━━━ Material for the task

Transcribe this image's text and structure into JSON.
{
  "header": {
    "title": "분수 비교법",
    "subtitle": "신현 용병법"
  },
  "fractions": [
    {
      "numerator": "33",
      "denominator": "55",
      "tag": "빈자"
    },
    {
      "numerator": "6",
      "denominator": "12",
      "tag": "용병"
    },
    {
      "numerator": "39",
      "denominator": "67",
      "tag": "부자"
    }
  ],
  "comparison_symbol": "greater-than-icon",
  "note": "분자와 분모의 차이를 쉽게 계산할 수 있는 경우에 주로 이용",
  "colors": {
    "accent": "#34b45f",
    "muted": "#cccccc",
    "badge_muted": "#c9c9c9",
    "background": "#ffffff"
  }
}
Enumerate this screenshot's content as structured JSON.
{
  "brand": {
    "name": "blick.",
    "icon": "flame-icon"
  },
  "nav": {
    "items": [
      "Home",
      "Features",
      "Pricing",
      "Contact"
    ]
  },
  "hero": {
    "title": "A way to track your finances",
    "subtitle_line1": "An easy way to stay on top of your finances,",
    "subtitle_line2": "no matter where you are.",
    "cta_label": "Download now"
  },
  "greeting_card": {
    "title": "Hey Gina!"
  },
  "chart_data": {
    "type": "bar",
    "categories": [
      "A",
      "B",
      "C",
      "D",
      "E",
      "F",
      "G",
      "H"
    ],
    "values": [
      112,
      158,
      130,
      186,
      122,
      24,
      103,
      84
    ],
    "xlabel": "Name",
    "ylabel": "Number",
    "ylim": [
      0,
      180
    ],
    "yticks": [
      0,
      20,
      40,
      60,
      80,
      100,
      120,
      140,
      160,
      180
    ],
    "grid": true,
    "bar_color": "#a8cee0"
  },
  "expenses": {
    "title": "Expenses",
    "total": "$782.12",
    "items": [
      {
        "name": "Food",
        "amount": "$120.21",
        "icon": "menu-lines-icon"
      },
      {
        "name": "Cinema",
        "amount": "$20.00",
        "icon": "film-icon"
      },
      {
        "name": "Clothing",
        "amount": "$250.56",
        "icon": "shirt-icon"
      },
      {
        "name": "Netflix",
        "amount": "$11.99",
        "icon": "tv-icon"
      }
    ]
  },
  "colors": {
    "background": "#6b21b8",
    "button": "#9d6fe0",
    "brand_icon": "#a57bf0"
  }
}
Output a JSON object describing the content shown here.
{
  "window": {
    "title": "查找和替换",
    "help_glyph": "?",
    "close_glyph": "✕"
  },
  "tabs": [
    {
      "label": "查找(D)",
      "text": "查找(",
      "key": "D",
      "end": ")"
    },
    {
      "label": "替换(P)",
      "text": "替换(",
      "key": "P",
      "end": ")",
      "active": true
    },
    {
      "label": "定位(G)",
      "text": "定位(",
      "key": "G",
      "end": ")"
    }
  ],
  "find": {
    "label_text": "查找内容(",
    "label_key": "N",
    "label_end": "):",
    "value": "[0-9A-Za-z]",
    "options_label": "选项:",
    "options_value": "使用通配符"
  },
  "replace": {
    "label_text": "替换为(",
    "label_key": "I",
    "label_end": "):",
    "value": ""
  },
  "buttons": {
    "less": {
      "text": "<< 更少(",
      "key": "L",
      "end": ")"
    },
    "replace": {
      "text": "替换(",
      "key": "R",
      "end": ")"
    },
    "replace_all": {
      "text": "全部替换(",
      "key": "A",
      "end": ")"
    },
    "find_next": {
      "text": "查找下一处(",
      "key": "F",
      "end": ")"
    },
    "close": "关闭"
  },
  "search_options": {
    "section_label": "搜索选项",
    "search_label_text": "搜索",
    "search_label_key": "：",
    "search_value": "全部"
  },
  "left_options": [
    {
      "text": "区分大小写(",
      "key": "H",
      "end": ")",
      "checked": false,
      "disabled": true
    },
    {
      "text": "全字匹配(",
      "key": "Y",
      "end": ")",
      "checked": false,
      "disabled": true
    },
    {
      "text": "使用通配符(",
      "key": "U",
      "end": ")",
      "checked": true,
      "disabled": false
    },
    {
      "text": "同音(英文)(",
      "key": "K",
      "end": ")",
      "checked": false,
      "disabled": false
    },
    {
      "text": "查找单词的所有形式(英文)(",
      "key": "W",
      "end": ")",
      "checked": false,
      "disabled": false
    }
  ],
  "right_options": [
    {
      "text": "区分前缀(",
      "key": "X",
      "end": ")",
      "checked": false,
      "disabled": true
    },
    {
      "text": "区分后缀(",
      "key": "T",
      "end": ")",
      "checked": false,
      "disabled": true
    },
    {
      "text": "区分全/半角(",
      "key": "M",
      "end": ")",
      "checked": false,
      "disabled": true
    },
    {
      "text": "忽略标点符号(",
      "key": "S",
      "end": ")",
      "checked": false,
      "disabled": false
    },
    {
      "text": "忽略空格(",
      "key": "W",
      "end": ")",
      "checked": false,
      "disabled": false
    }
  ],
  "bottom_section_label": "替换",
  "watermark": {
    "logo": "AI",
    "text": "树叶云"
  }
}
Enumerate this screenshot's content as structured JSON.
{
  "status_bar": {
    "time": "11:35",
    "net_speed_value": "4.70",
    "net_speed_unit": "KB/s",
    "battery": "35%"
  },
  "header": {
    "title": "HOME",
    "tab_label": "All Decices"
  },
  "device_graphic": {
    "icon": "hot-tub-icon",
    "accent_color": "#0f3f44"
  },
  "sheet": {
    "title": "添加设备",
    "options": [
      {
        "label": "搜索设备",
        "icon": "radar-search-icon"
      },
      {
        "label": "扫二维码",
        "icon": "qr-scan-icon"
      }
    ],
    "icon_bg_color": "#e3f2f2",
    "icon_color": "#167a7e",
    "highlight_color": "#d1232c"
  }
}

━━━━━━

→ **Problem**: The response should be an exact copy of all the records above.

→ **Your solution**:
Transcribe this image's text and structure into JSON.
{
  "header": {
    "title": "분수 비교법",
    "subtitle": "신현 용병법"
  },
  "fractions": [
    {
      "numerator": "33",
      "denominator": "55",
      "tag": "빈자"
    },
    {
      "numerator": "6",
      "denominator": "12",
      "tag": "용병"
    },
    {
      "numerator": "39",
      "denominator": "67",
      "tag": "부자"
    }
  ],
  "comparison_symbol": "greater-than-icon",
  "note": "분자와 분모의 차이를 쉽게 계산할 수 있는 경우에 주로 이용",
  "colors": {
    "accent": "#34b45f",
    "muted": "#cccccc",
    "badge_muted": "#c9c9c9",
    "background": "#ffffff"
  }
}
Enumerate this screenshot's content as structured JSON.
{
  "brand": {
    "name": "blick.",
    "icon": "flame-icon"
  },
  "nav": {
    "items": [
      "Home",
      "Features",
      "Pricing",
      "Contact"
    ]
  },
  "hero": {
    "title": "A way to track your finances",
    "subtitle_line1": "An easy way to stay on top of your finances,",
    "subtitle_line2": "no matter where you are.",
    "cta_label": "Download now"
  },
  "greeting_card": {
    "title": "Hey Gina!"
  },
  "chart_data": {
    "type": "bar",
    "categories": [
      "A",
      "B",
      "C",
      "D",
      "E",
      "F",
      "G",
      "H"
    ],
    "values": [
      112,
      158,
      130,
      186,
      122,
      24,
      103,
      84
    ],
    "xlabel": "Name",
    "ylabel": "Number",
    "ylim": [
      0,
      180
    ],
    "yticks": [
      0,
      20,
      40,
      60,
      80,
      100,
      120,
      140,
      160,
      180
    ],
    "grid": true,
    "bar_color": "#a8cee0"
  },
  "expenses": {
    "title": "Expenses",
    "total": "$782.12",
    "items": [
      {
        "name": "Food",
        "amount": "$120.21",
        "icon": "menu-lines-icon"
      },
      {
        "name": "Cinema",
        "amount": "$20.00",
        "icon": "film-icon"
      },
      {
        "name": "Clothing",
        "amount": "$250.56",
        "icon": "shirt-icon"
      },
      {
        "name": "Netflix",
        "amount": "$11.99",
        "icon": "tv-icon"
      }
    ]
  },
  "colors": {
    "background": "#6b21b8",
    "button": "#9d6fe0",
    "brand_icon": "#a57bf0"
  }
}
Output a JSON object describing the content shown here.
{
  "window": {
    "title": "查找和替换",
    "help_glyph": "?",
    "close_glyph": "✕"
  },
  "tabs": [
    {
      "label": "查找(D)",
      "text": "查找(",
      "key": "D",
      "end": ")"
    },
    {
      "label": "替换(P)",
      "text": "替换(",
      "key": "P",
      "end": ")",
      "active": true
    },
    {
      "label": "定位(G)",
      "text": "定位(",
      "key": "G",
      "end": ")"
    }
  ],
  "find": {
    "label_text": "查找内容(",
    "label_key": "N",
    "label_end": "):",
    "value": "[0-9A-Za-z]",
    "options_label": "选项:",
    "options_value": "使用通配符"
  },
  "replace": {
    "label_text": "替换为(",
    "label_key": "I",
    "label_end": "):",
    "value": ""
  },
  "buttons": {
    "less": {
      "text": "<< 更少(",
      "key": "L",
      "end": ")"
    },
    "replace": {
      "text": "替换(",
      "key": "R",
      "end": ")"
    },
    "replace_all": {
      "text": "全部替换(",
      "key": "A",
      "end": ")"
    },
    "find_next": {
      "text": "查找下一处(",
      "key": "F",
      "end": ")"
    },
    "close": "关闭"
  },
  "search_options": {
    "section_label": "搜索选项",
    "search_label_text": "搜索",
    "search_label_key": "：",
    "search_value": "全部"
  },
  "left_options": [
    {
      "text": "区分大小写(",
      "key": "H",
      "end": ")",
      "checked": false,
      "disabled": true
    },
    {
      "text": "全字匹配(",
      "key": "Y",
      "end": ")",
      "checked": false,
      "disabled": true
    },
    {
      "text": "使用通配符(",
      "key": "U",
      "end": ")",
      "checked": true,
      "disabled": false
    },
    {
      "text": "同音(英文)(",
      "key": "K",
      "end": ")",
      "checked": false,
      "disabled": false
    },
    {
      "text": "查找单词的所有形式(英文)(",
      "key": "W",
      "end": ")",
      "checked": false,
      "disabled": false
    }
  ],
  "right_options": [
    {
      "text": "区分前缀(",
      "key": "X",
      "end": ")",
      "checked": false,
      "disabled": true
    },
    {
      "text": "区分后缀(",
      "key": "T",
      "end": ")",
      "checked": false,
      "disabled": true
    },
    {
      "text": "区分全/半角(",
      "key": "M",
      "end": ")",
      "checked": false,
      "disabled": true
    },
    {
      "text": "忽略标点符号(",
      "key": "S",
      "end": ")",
      "checked": false,
      "disabled": false
    },
    {
      "text": "忽略空格(",
      "key": "W",
      "end": ")",
      "checked": false,
      "disabled": false
    }
  ],
  "bottom_section_label": "替换",
  "watermark": {
    "logo": "AI",
    "text": "树叶云"
  }
}
Enumerate this screenshot's content as structured JSON.
{
  "status_bar": {
    "time": "11:35",
    "net_speed_value": "4.70",
    "net_speed_unit": "KB/s",
    "battery": "35%"
  },
  "header": {
    "title": "HOME",
    "tab_label": "All Decices"
  },
  "device_graphic": {
    "icon": "hot-tub-icon",
    "accent_color": "#0f3f44"
  },
  "sheet": {
    "title": "添加设备",
    "options": [
      {
        "label": "搜索设备",
        "icon": "radar-search-icon"
      },
      {
        "label": "扫二维码",
        "icon": "qr-scan-icon"
      }
    ],
    "icon_bg_color": "#e3f2f2",
    "icon_color": "#167a7e",
    "highlight_color": "#d1232c"
  }
}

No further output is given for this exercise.